The reply must reproduce each line below exactly.

● Dataset excerpts
****************

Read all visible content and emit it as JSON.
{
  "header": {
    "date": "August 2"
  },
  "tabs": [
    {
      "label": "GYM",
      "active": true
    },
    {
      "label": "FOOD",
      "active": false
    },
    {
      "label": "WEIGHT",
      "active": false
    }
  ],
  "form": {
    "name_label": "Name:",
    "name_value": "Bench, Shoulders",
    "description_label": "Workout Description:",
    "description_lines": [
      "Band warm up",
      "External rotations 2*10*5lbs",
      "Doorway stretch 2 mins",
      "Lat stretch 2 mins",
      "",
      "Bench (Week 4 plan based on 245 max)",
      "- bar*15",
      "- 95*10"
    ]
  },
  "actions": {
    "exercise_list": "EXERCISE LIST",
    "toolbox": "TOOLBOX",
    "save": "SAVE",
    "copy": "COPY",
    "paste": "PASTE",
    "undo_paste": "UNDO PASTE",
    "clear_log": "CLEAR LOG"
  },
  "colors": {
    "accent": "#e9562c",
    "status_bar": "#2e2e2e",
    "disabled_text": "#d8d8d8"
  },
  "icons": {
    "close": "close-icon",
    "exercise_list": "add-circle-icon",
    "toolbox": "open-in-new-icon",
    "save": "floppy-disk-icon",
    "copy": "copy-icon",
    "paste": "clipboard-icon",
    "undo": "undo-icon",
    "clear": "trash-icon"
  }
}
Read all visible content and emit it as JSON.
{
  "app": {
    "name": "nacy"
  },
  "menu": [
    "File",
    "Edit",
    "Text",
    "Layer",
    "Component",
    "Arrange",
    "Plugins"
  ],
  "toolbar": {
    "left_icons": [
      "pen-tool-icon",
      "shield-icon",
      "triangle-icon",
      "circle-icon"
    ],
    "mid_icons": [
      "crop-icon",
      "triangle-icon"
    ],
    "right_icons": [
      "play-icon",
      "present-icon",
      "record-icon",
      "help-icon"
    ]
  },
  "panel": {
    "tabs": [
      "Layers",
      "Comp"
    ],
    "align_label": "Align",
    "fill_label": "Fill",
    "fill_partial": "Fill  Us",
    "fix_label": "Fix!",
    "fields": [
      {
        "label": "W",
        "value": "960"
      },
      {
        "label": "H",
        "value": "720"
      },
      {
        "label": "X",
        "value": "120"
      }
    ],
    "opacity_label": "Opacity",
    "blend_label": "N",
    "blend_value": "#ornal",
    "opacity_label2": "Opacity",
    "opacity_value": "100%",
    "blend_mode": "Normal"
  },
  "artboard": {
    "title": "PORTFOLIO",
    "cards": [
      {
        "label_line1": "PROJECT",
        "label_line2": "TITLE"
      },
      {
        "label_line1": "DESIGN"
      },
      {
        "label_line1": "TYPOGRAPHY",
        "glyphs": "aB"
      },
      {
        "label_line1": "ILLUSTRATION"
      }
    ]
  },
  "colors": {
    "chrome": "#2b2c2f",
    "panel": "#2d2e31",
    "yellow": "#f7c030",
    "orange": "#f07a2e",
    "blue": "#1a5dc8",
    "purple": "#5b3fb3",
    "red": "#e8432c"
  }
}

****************

● Solution for this task
Read all visible content and emit it as JSON.
{
  "header": {
    "date": "August 2"
  },
  "tabs": [
    {
      "label": "GYM",
      "active": true
    },
    {
      "label": "FOOD",
      "active": false
    },
    {
      "label": "WEIGHT",
      "active": false
    }
  ],
  "form": {
    "name_label": "Name:",
    "name_value": "Bench, Shoulders",
    "description_label": "Workout Description:",
    "description_lines": [
      "Band warm up",
      "External rotations 2*10*5lbs",
      "Doorway stretch 2 mins",
      "Lat stretch 2 mins",
      "",
      "Bench (Week 4 plan based on 245 max)",
      "- bar*15",
      "- 95*10"
    ]
  },
  "actions": {
    "exercise_list": "EXERCISE LIST",
    "toolbox": "TOOLBOX",
    "save": "SAVE",
    "copy": "COPY",
    "paste": "PASTE",
    "undo_paste": "UNDO PASTE",
    "clear_log": "CLEAR LOG"
  },
  "colors": {
    "accent": "#e9562c",
    "status_bar": "#2e2e2e",
    "disabled_text": "#d8d8d8"
  },
  "icons": {
    "close": "close-icon",
    "exercise_list": "add-circle-icon",
    "toolbox": "open-in-new-icon",
    "save": "floppy-disk-icon",
    "copy": "copy-icon",
    "paste": "clipboard-icon",
    "undo": "undo-icon",
    "clear": "trash-icon"
  }
}
Read all visible content and emit it as JSON.
{
  "app": {
    "name": "nacy"
  },
  "menu": [
    "File",
    "Edit",
    "Text",
    "Layer",
    "Component",
    "Arrange",
    "Plugins"
  ],
  "toolbar": {
    "left_icons": [
      "pen-tool-icon",
      "shield-icon",
      "triangle-icon",
      "circle-icon"
    ],
    "mid_icons": [
      "crop-icon",
      "triangle-icon"
    ],
    "right_icons": [
      "play-icon",
      "present-icon",
      "record-icon",
      "help-icon"
    ]
  },
  "panel": {
    "tabs": [
      "Layers",
      "Comp"
    ],
    "align_label": "Align",
    "fill_label": "Fill",
    "fill_partial": "Fill  Us",
    "fix_label": "Fix!",
    "fields": [
      {
        "label": "W",
        "value": "960"
      },
      {
        "label": "H",
        "value": "720"
      },
      {
        "label": "X",
        "value": "120"
      }
    ],
    "opacity_label": "Opacity",
    "blend_label": "N",
    "blend_value": "#ornal",
    "opacity_label2": "Opacity",
    "opacity_value": "100%",
    "blend_mode": "Normal"
  },
  "artboard": {
    "title": "PORTFOLIO",
    "cards": [
      {
        "label_line1": "PROJECT",
        "label_line2": "TITLE"
      },
      {
        "label_line1": "DESIGN"
      },
      {
        "label_line1": "TYPOGRAPHY",
        "glyphs": "aB"
      },
      {
        "label_line1": "ILLUSTRATION"
      }
    ]
  },
  "colors": {
    "chrome": "#2b2c2f",
    "panel": "#2d2e31",
    "yellow": "#f7c030",
    "orange": "#f07a2e",
    "blue": "#1a5dc8",
    "purple": "#5b3fb3",
    "red": "#e8432c"
  }
}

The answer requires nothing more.